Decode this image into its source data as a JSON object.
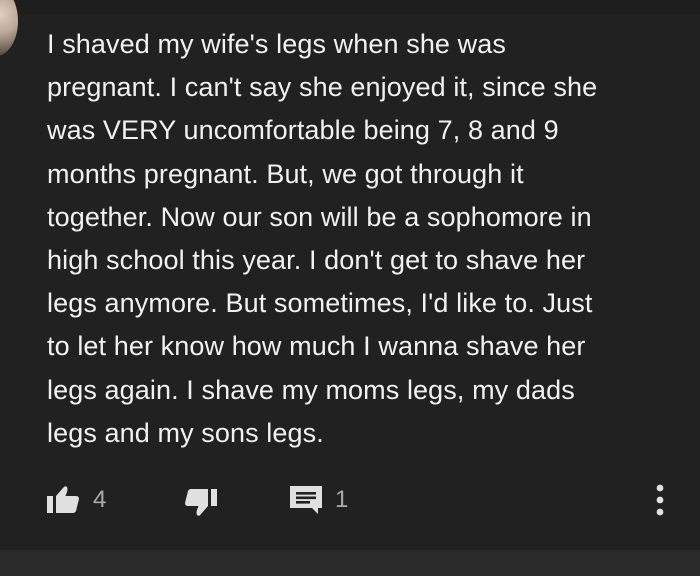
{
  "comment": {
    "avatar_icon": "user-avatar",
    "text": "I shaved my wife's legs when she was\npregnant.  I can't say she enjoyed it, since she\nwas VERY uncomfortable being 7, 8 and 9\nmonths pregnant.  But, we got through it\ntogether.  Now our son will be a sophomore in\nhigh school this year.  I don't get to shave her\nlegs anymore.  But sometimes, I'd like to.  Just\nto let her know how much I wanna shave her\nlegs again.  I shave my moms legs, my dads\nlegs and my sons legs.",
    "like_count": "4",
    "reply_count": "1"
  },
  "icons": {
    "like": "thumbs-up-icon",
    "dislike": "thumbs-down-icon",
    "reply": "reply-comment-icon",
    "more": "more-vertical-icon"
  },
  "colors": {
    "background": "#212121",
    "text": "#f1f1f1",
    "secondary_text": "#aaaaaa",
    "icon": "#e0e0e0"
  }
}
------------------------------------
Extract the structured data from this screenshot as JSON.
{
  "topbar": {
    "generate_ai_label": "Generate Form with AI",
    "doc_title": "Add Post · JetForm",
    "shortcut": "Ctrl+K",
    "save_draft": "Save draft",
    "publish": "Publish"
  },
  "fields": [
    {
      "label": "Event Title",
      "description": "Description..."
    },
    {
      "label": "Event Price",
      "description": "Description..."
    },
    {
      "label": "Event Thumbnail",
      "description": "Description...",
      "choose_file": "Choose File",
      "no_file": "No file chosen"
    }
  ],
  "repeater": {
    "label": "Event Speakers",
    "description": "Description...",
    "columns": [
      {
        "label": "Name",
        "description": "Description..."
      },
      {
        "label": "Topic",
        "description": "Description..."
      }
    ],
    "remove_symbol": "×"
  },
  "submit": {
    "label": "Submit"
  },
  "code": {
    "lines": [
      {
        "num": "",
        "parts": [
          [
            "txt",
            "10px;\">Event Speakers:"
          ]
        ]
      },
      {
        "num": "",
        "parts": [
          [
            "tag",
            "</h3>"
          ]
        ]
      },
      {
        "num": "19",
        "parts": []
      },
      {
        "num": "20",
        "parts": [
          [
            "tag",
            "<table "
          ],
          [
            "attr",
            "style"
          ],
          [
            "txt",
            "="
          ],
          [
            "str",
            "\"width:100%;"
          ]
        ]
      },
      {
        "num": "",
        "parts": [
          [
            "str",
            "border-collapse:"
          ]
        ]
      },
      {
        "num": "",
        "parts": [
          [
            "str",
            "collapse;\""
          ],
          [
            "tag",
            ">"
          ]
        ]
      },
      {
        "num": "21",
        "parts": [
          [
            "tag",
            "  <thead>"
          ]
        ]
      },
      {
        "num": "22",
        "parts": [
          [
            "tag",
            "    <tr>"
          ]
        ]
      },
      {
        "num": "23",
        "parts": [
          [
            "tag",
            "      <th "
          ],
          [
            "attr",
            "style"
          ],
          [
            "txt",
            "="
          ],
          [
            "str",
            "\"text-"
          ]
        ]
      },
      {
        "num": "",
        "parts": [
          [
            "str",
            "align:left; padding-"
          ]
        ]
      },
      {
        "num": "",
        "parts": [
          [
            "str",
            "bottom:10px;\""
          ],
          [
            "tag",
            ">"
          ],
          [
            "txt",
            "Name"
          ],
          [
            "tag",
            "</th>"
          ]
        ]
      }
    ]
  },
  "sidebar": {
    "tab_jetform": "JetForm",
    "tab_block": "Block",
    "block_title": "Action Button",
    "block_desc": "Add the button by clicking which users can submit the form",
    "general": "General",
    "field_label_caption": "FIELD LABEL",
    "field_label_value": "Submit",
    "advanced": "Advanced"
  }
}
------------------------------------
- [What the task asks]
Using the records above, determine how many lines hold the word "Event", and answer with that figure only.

- [Final answer]
5